Last year, Wired's decision to put a pair of headless breasts on its cover drew widespread criticism, mostly from people who were less concerned about the photo and more with the fact that the magazine rarely showcases women. "We've been through this before," wrote Cindy Royal:

Your covers aren't all that friendly to women on a regular basis, and that makes me sad. There was naked Pam from The Office in 2008 (you thought you were so clever with that acetate overlay – I mean, how else would you depict transparency?). In 2003, you had the nice lady covered in synthetic diamonds. There were the sexy manga ladies and LonelyGirl15 and Julia Allison with their come-hither looks. And Uma Thurman, she's a lady, and she was on the cover… But wait, that was for a character she was playing in a film based on a Philip K. Dick novel.

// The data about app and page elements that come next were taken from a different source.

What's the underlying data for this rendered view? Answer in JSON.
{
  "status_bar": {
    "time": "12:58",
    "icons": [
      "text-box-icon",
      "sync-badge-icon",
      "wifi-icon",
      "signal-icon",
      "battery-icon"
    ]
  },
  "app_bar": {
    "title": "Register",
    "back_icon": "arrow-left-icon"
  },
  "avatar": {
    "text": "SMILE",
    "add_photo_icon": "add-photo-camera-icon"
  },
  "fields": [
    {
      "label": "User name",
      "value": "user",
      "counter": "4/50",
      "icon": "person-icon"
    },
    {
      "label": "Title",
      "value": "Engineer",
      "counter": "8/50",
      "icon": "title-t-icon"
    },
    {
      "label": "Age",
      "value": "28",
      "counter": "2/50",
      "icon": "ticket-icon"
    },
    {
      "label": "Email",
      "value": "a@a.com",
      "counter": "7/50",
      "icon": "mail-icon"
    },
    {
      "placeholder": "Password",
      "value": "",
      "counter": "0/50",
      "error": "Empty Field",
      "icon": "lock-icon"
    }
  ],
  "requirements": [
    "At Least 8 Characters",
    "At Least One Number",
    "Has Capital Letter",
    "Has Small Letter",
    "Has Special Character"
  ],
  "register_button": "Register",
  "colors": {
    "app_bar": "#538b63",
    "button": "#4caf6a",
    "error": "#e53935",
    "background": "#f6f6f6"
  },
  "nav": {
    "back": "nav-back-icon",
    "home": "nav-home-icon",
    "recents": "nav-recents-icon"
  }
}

Come to think of it, the last time that a woman was featured on your cover, because she was being featured in the magazine for an actual accomplishment, was way back in 1996 when it was Sherry Turkle, the academic and author. And, the only other time was in 1994, when musician/author Laurie Anderson was featured. Because since then, I guess no women have done anything notable in technology unless it had to do with their bodies? Really?

In response, Wired EIC Chris Anderson wrote, "This is an issue we wrestle with all the time, and it reflects a combination of things, ranging from not enough high-profile women in the tech industry who are recognizable to sell a cover (every month we cover test a list of names to see which ones people know well enough to want to read about them), to your sense that if we go outside the tech industry for women that this somehow doesn't count...In other words, suggestions please!" The controversy also inspired a Poynter live chat with a female Wired editor.

It's great that Wired is open to discussion and interested in making small changes such as partnering with GeekMom, but will we see a "Geek Mom" cover story next Mother's Day? Unlikely. A friend of mine who used to intern at Wired (Disclosure: I also interned at Wired) wrote to me, "My reaction to that cover was that it was a fuck you to MEN. I thought: "They're doing to dudes what women's magazines have been doing to women forever: How To Be A Woman/Mother The Right Way." Interesting point! But Wired isn't a men's magazine. It's a general interest magazine. Isn't it?